Written By: Abigail Johnson in Issue No. 4
Making waves in computations is the young and successful Avye from the United Kingdom, who is currently teaching others about computer science. At only 12 years old, Avye leads her community by running workshops that teach girls how to code. She created a program, Girls Into Coding, dedicated to giving girls between the ages of 10 and 14 the opportunity to learn more about the world of computing and STEM. Avye’s ultimate mission is to bring more girls into coding and to inspire them to pursue STEM careers.
Avye’s journey began when she was just seven years old when she attended her first local coding event. However, she quickly realized that one thing was missing as she looked around the room.

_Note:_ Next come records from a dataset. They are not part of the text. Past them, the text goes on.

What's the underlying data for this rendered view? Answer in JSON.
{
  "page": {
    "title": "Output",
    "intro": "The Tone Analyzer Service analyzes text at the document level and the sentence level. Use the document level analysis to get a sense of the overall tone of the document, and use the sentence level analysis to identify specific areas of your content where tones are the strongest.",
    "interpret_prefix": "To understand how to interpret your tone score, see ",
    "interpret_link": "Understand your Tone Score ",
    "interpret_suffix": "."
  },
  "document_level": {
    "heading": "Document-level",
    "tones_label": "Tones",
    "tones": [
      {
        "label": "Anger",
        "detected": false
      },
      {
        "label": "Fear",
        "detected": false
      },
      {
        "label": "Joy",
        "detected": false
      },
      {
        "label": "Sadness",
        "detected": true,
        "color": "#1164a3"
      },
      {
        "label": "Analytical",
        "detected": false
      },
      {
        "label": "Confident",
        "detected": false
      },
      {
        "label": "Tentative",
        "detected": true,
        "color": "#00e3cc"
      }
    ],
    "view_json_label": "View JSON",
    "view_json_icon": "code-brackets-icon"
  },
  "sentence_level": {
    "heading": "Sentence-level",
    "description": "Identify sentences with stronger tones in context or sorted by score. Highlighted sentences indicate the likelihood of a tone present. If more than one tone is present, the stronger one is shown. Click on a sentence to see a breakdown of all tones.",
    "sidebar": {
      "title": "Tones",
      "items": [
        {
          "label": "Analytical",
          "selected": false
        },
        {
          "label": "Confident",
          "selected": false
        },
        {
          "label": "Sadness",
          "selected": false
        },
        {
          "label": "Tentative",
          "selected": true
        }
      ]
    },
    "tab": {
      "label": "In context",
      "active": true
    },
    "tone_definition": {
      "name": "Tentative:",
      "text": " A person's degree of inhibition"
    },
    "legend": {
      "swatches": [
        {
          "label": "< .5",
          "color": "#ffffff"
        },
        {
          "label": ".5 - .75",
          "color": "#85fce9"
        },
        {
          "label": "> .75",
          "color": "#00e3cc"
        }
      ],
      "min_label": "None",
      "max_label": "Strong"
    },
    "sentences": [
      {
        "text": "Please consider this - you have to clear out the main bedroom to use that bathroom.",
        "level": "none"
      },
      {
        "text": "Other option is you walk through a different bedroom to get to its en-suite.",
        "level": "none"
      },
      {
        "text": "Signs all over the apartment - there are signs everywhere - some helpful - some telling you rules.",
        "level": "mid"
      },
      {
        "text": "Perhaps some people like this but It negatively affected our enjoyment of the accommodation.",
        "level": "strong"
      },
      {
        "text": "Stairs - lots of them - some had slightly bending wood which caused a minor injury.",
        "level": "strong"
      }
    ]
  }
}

“I noticed that the majority of people were boys,” she told Reinvented. “So that kind of gave me the idea to set up an organization.”
Avye became more involved with community computing events and eventually began to host them herself, hoping to inspire more girls to code. With the help of Wimbletech, an organization that works to help startup businesses and groups, she was able to hold her first event for Girl Into Coding in July of 2018.
Inspired by the women who have accomplished great feats in the STEM community, Avye wanted to help share her love of coding with those who want to learn more about it. Her workshops help encourage other future coders, teaching them that anybody, no matter what age or gender, can learn how to code and apply their skills to the real-world. Avye also works to give her attendees role models in STEM. “At my events, I have speakers, and those speakers are people who I am inspired by,” she explains. “An example would be Anne-Marie Imafidon, who is the lead of STEMettes, which is quite a big organization to do with getting girls involved with STEM.”
Since founding Girls Into Coding, Avye has already hosted six workshops, which are focused on integrating coding into robotics. She designs the robots prior to the event with other mentors who run different activities during the workshop. The students are taught to code small robots with remote-controlled wheels, and they are each given a take-home tech kit so they can continue working even after the workshop ends.
Outside of running her workshops, Avye also has a passi